Your objective: All of the entries must be duplicated exactly.

Records supplied:
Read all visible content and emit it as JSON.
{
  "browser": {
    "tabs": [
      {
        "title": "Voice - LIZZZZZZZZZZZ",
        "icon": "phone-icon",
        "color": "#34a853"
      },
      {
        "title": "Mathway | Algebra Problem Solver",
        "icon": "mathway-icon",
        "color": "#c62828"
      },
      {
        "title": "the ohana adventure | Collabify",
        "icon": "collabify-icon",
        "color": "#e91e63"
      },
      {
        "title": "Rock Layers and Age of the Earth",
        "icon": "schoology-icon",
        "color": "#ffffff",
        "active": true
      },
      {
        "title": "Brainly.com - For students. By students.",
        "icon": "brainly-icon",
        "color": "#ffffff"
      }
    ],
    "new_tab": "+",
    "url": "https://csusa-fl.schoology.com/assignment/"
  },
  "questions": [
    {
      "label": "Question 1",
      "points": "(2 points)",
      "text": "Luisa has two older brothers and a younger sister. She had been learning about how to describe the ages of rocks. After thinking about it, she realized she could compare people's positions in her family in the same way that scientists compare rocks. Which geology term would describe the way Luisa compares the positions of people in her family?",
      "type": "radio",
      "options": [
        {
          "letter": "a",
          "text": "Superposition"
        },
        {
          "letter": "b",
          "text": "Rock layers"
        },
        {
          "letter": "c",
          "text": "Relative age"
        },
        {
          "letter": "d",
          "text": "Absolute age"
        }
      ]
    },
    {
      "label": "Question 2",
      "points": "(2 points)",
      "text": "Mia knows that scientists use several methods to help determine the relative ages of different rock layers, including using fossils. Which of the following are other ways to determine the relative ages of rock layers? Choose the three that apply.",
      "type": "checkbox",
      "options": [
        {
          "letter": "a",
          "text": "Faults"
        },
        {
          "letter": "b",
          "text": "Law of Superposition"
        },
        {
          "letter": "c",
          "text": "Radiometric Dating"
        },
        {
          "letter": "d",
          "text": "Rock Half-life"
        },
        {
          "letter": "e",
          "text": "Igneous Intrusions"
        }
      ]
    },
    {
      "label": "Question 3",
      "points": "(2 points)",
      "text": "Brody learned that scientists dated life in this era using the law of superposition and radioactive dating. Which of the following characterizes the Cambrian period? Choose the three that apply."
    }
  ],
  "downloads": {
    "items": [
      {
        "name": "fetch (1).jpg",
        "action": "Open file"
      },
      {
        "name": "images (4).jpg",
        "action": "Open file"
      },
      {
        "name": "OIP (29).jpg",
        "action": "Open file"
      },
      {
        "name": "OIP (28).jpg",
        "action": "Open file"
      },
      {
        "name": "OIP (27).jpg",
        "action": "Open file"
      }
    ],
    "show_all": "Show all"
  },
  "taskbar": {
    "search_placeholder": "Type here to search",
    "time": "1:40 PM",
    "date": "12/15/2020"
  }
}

Result:
Read all visible content and emit it as JSON.
{
  "browser": {
    "tabs": [
      {
        "title": "Voice - LIZZZZZZZZZZZ",
        "icon": "phone-icon",
        "color": "#34a853"
      },
      {
        "title": "Mathway | Algebra Problem Solver",
        "icon": "mathway-icon",
        "color": "#c62828"
      },
      {
        "title": "the ohana adventure | Collabify",
        "icon": "collabify-icon",
        "color": "#e91e63"
      },
      {
        "title": "Rock Layers and Age of the Earth",
        "icon": "schoology-icon",
        "color": "#ffffff",
        "active": true
      },
      {
        "title": "Brainly.com - For students. By students.",
        "icon": "brainly-icon",
        "color": "#ffffff"
      }
    ],
    "new_tab": "+",
    "url": "https://csusa-fl.schoology.com/assignment/"
  },
  "questions": [
    {
      "label": "Question 1",
      "points": "(2 points)",
      "text": "Luisa has two older brothers and a younger sister. She had been learning about how to describe the ages of rocks. After thinking about it, she realized she could compare people's positions in her family in the same way that scientists compare rocks. Which geology term would describe the way Luisa compares the positions of people in her family?",
      "type": "radio",
      "options": [
        {
          "letter": "a",
          "text": "Superposition"
        },
        {
          "letter": "b",
          "text": "Rock layers"
        },
        {
          "letter": "c",
          "text": "Relative age"
        },
        {
          "letter": "d",
          "text": "Absolute age"
        }
      ]
    },
    {
      "label": "Question 2",
      "points": "(2 points)",
      "text": "Mia knows that scientists use several methods to help determine the relative ages of different rock layers, including using fossils. Which of the following are other ways to determine the relative ages of rock layers? Choose the three that apply.",
      "type": "checkbox",
      "options": [
        {
          "letter": "a",
          "text": "Faults"
        },
        {
          "letter": "b",
          "text": "Law of Superposition"
        },
        {
          "letter": "c",
          "text": "Radiometric Dating"
        },
        {
          "letter": "d",
          "text": "Rock Half-life"
        },
        {
          "letter": "e",
          "text": "Igneous Intrusions"
        }
      ]
    },
    {
      "label": "Question 3",
      "points": "(2 points)",
      "text": "Brody learned that scientists dated life in this era using the law of superposition and radioactive dating. Which of the following characterizes the Cambrian period? Choose the three that apply."
    }
  ],
  "downloads": {
    "items": [
      {
        "name": "fetch (1).jpg",
        "action": "Open file"
      },
      {
        "name": "images (4).jpg",
        "action": "Open file"
      },
      {
        "name": "OIP (29).jpg",
        "action": "Open file"
      },
      {
        "name": "OIP (28).jpg",
        "action": "Open file"
      },
      {
        "name": "OIP (27).jpg",
        "action": "Open file"
      }
    ],
    "show_all": "Show all"
  },
  "taskbar": {
    "search_placeholder": "Type here to search",
    "time": "1:40 PM",
    "date": "12/15/2020"
  }
}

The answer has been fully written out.